At lunch time in the break room of Vollers. Andreas is back and gets himself a well-earned coffee. Before making the return journey to Bremen, he will professionally clean the tipper bucket, create a cleaning protocol and have it checked. "Tomorrow, I'm transporting coffee again, so I need to make sure the semitrailer is 110 % clean. Vollers is known in its sector for its quality, and of course I'm also jointly responsible for that," says Andreas.
From cocoa to chocolate.
After harvesting, the beans are scraped out of the cocoa fruit and put in wooden boxes or covered with banana leaves and left to ferment naturally for around six days. At temperatures of up to 50 degrees Celsius, the first aroma substances start to appear. The beans can then be exported. Once they arrive in the production facilities, the beans are cleaned, peeled, roasted and broken up. The cocoa splinters are known as "nibs" and then move on to ball mills or roller systems. This stage achieves two things: all components are ground down to at least 25 thousandths of a millimetre, so that they don't have a sandy texture on the tongue and that the cocoa butter is released from within the plant cells. The cocoa nibs become a fluid cocoa mass.
The cocoa butter is separated from the solids by applying high pressure. The solids are then finely ground again before being mixed back with cocoa butter, sugar, milk powder and other ingredients depending on the recipe. This mix is essentially chocolate, albeit with a very bitter and somewhat sour taste. That's why the mass is then "conched". This involves stirring in open containers for at least six hours (and often much longer) at temperatures of up to 90 degrees Celsius.

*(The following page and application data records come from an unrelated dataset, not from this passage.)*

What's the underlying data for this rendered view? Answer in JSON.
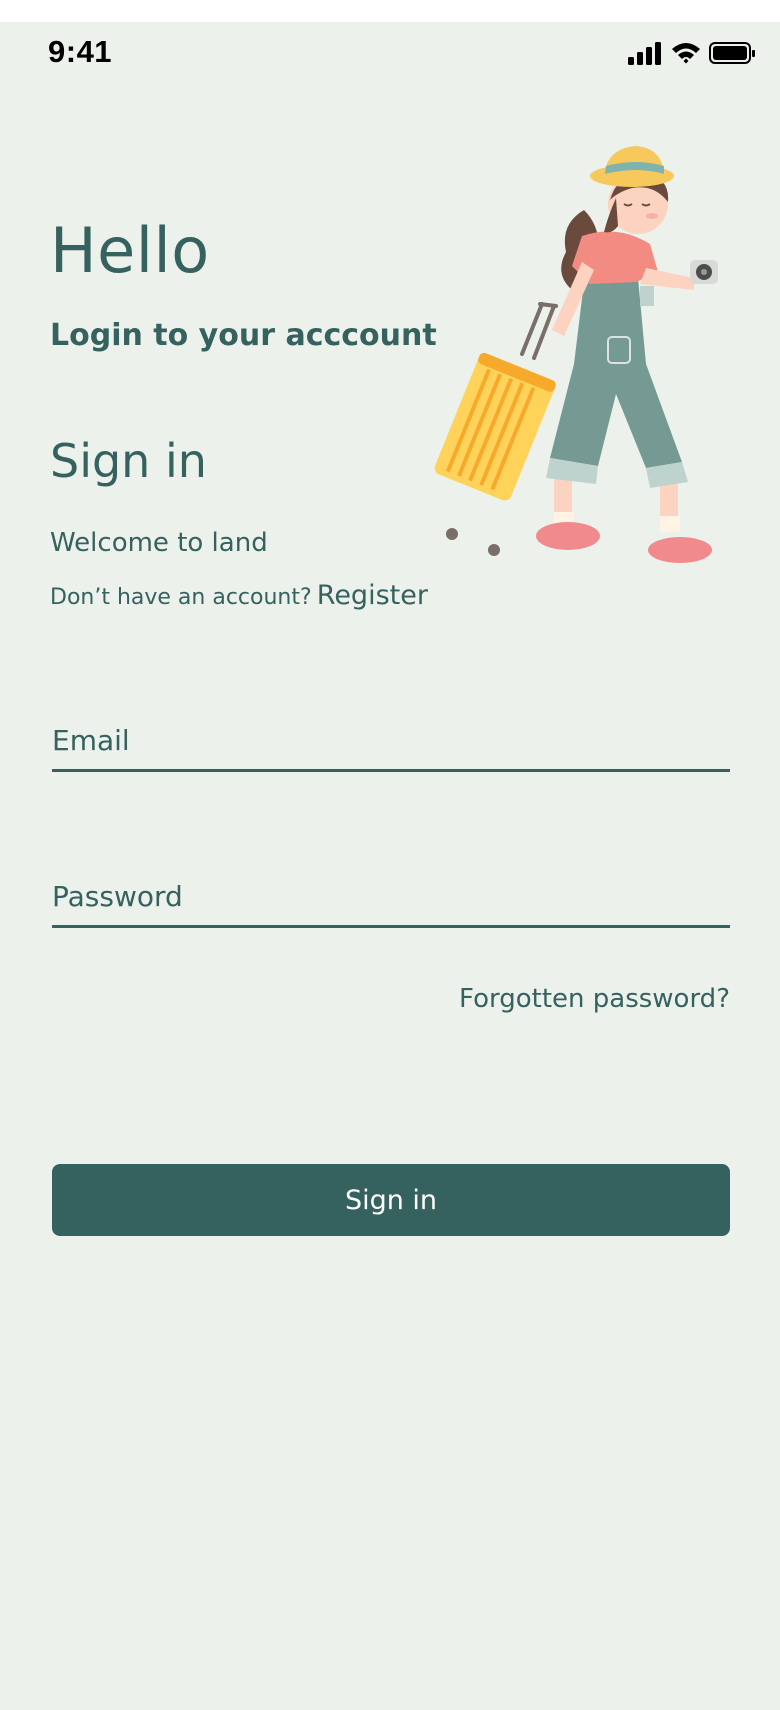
{
  "status_bar": {
    "time": "9:41",
    "icons": [
      "cellular-signal-icon",
      "wifi-icon",
      "battery-icon"
    ]
  },
  "header": {
    "greeting": "Hello",
    "subtitle": "Login to your acccount"
  },
  "illustration": {
    "name": "traveler-with-suitcase-illustration"
  },
  "signin": {
    "title": "Sign in",
    "welcome": "Welcome to land",
    "register_prompt": "Don’t have an account?",
    "register_link": "Register"
  },
  "form": {
    "email": {
      "placeholder": "Email",
      "value": ""
    },
    "password": {
      "placeholder": "Password",
      "value": ""
    },
    "forgot_password": "Forgotten password?",
    "submit_label": "Sign in"
  },
  "colors": {
    "background": "#EDF1EC",
    "primary": "#35615E",
    "button_text": "#FFFFFF"
  }
}
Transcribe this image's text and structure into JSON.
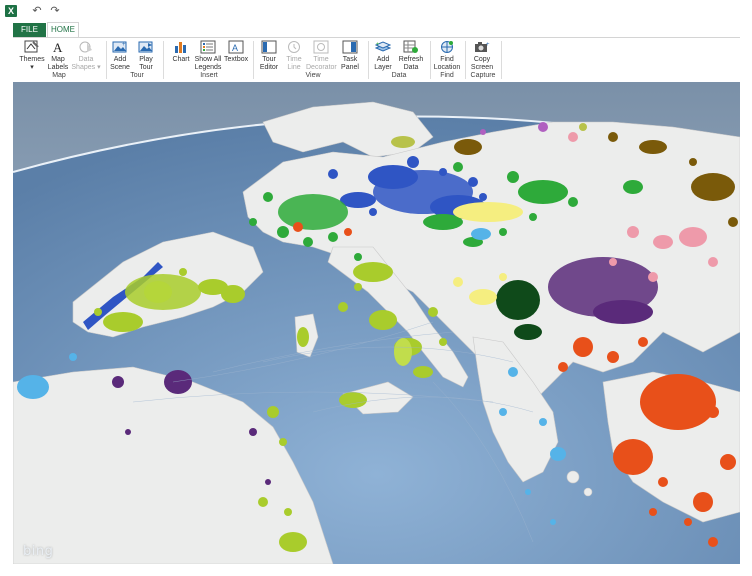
{
  "qat": {
    "app_icon": "excel-icon",
    "undo_icon": "undo-icon",
    "redo_icon": "redo-icon"
  },
  "tabs": [
    {
      "label": "FILE"
    },
    {
      "label": "HOME"
    }
  ],
  "ribbon": {
    "buttons": [
      {
        "name": "themes",
        "label1": "Themes",
        "label2": "▾",
        "icon": "themes-icon",
        "enabled": true
      },
      {
        "name": "map-labels",
        "label1": "Map",
        "label2": "Labels",
        "icon": "map-labels-icon",
        "enabled": true
      },
      {
        "name": "data-shapes",
        "label1": "Data",
        "label2": "Shapes ▾",
        "icon": "data-shapes-icon",
        "enabled": false
      },
      {
        "name": "add-scene",
        "label1": "Add",
        "label2": "Scene",
        "icon": "add-scene-icon",
        "enabled": true
      },
      {
        "name": "play-tour",
        "label1": "Play",
        "label2": "Tour",
        "icon": "play-tour-icon",
        "enabled": true
      },
      {
        "name": "chart",
        "label1": "Chart",
        "label2": "",
        "icon": "chart-icon",
        "enabled": true
      },
      {
        "name": "show-all-legends",
        "label1": "Show All",
        "label2": "Legends",
        "icon": "legends-icon",
        "enabled": true
      },
      {
        "name": "textbox",
        "label1": "Textbox",
        "label2": "",
        "icon": "textbox-icon",
        "enabled": true
      },
      {
        "name": "tour-editor",
        "label1": "Tour",
        "label2": "Editor",
        "icon": "tour-editor-icon",
        "enabled": true
      },
      {
        "name": "time-line",
        "label1": "Time",
        "label2": "Line",
        "icon": "timeline-icon",
        "enabled": false
      },
      {
        "name": "time-decorator",
        "label1": "Time",
        "label2": "Decorator",
        "icon": "time-decorator-icon",
        "enabled": false
      },
      {
        "name": "task-panel",
        "label1": "Task",
        "label2": "Panel",
        "icon": "task-panel-icon",
        "enabled": true
      },
      {
        "name": "add-layer",
        "label1": "Add",
        "label2": "Layer",
        "icon": "add-layer-icon",
        "enabled": true
      },
      {
        "name": "refresh-data",
        "label1": "Refresh",
        "label2": "Data",
        "icon": "refresh-data-icon",
        "enabled": true
      },
      {
        "name": "find-location",
        "label1": "Find",
        "label2": "Location",
        "icon": "find-location-icon",
        "enabled": true
      },
      {
        "name": "copy-screen",
        "label1": "Copy",
        "label2": "Screen",
        "icon": "camera-icon",
        "enabled": true
      }
    ],
    "groups": [
      {
        "label": "Map"
      },
      {
        "label": "Tour"
      },
      {
        "label": "Insert"
      },
      {
        "label": "View"
      },
      {
        "label": "Data"
      },
      {
        "label": "Find"
      },
      {
        "label": "Capture"
      }
    ]
  },
  "map": {
    "watermark": "bing",
    "ocean_color": "#6e8fb5",
    "land_color": "#ecedec",
    "layer_colors": [
      "#2f55c4",
      "#2eaa3a",
      "#a9cc2c",
      "#5a2a7a",
      "#e8501a",
      "#f5ee80",
      "#7a5a0a",
      "#ee9aaa",
      "#55b3e8",
      "#0f4a1a"
    ]
  }
}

Any residual water and the unpleasant taste are removed by means of evaporation and each individual particle of powder is covered with a fine layer of cocoa butter – this is important for the melt-in-your-mouth factor.
Then, the chocolate is cooled, gently warmed back up and subsequently cooled back down in order for it to develop its familiar silky shine.
Photos: Christoph Börries, iStock – fcafotodigital, iStock – deyangeorgiev